Focusing on your breathing in this way can help you clear your mind as you relax your body.
Mindfulness is developing a heightened awareness of your sensory experiences. An easy mindfulness exercise is just to sit quietly, noticing everything you see, hear, smell, taste, and touch sensations. Mindfulness is something you can practice in so many different ways that you can always try something new.
Another mindfulness exercise is to get several small food items, such as a grape, an olive, a nut, and a cracker. Start with the first food. Look at it carefully. Then, smell it, and notice its scent. Put it in your mouth, and notice its texture and taste. Notice if it makes a sound when you bite into it. Do this with each item. There is virtually no limit to the different mindfulness exercises you can do.
Avoid Isolating Yourself
When you’re feeling anxious, you might be tempted to hide out from the whole world. However, the more you shelter yourself, the more overwhelming your anxiety will likely become. Yet, you may not feel capable of being out with others all the time. That’s okay. You don’t have to transform into a social butterfly. Instead, get out among others sometimes. Establish a healthy balance that works for you.
Spend Time in Nature
Getting out and enjoying nature has been proven to reduce anxiety. So, go to the park and take a walk. Work in your garden. Go to the local botanical gardens. Look for natural settings around where you live. The fresh air, sunshine, and beautiful scenery can make you forget your anxiety.
Know What You Can and Can’t Change

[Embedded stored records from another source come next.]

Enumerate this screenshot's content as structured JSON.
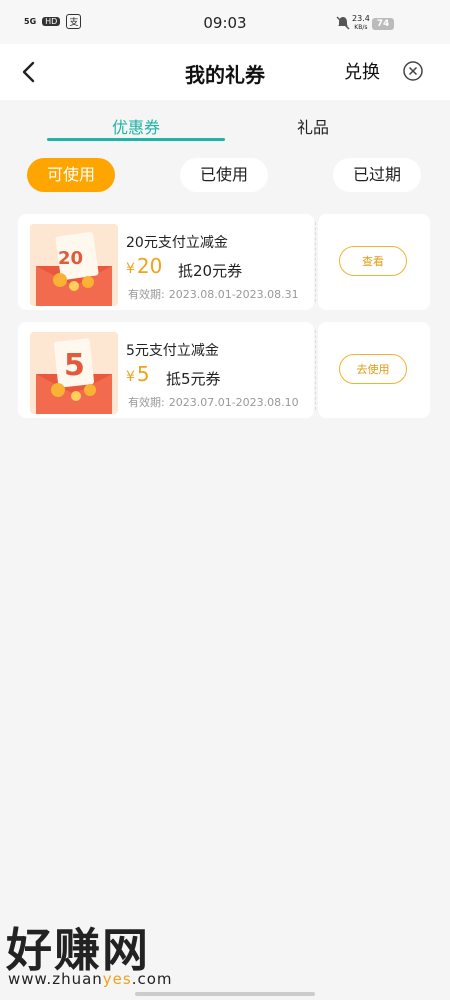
{
  "status_bar": {
    "network": "5G",
    "hd": "HD",
    "pay_icon_text": "支",
    "time": "09:03",
    "speed": "23.4",
    "speed_unit": "KB/s",
    "battery": "74"
  },
  "header": {
    "title": "我的礼券",
    "redeem_label": "兑换"
  },
  "tabs": [
    {
      "label": "优惠券",
      "active": true
    },
    {
      "label": "礼品",
      "active": false
    }
  ],
  "filters": [
    {
      "label": "可使用",
      "active": true
    },
    {
      "label": "已使用",
      "active": false
    },
    {
      "label": "已过期",
      "active": false
    }
  ],
  "coupons": [
    {
      "thumb_number": "20",
      "title": "20元支付立减金",
      "currency": "¥",
      "amount": "20",
      "desc": "抵20元券",
      "valid_label": "有效期:",
      "valid_range": "2023.08.01-2023.08.31",
      "action": "查看"
    },
    {
      "thumb_number": "5",
      "title": "5元支付立减金",
      "currency": "¥",
      "amount": "5",
      "desc": "抵5元券",
      "valid_label": "有效期:",
      "valid_range": "2023.07.01-2023.08.10",
      "action": "去使用"
    }
  ],
  "watermark": {
    "text": "好赚网",
    "url_a": "www.zhuan",
    "url_b": "yes",
    "url_c": ".com"
  },
  "colors": {
    "accent_teal": "#1fb4a6",
    "accent_orange": "#ffa500",
    "amount_orange": "#f3a21b"
  }
}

It’s very easy to find yourself constantly worrying about things that you can’t change, anyway. There is really no benefit to mulling over an impossible situation. So, rather than dwelling on something you have no power to control, focus on what you can change. Then, work towards that goal.
Talk about Your Anxiety with a Professional
Despite all the many ways to reduce anxiety, sometimes, you need expert help. At Dana Group Associates, you can talk to a counselor about the events and problems behind your anxiety. You can address your concerns and learn anxiety management techniques. We also offer medication management if you need anxiety meds. Meanwhile, your counselor can teach, guide, and offer emotional support as you move toward a more peaceful and productive mindset.
Are you ready to find the answers to managing your anxiety? Call us now at Dana Group Associates for anxiety help.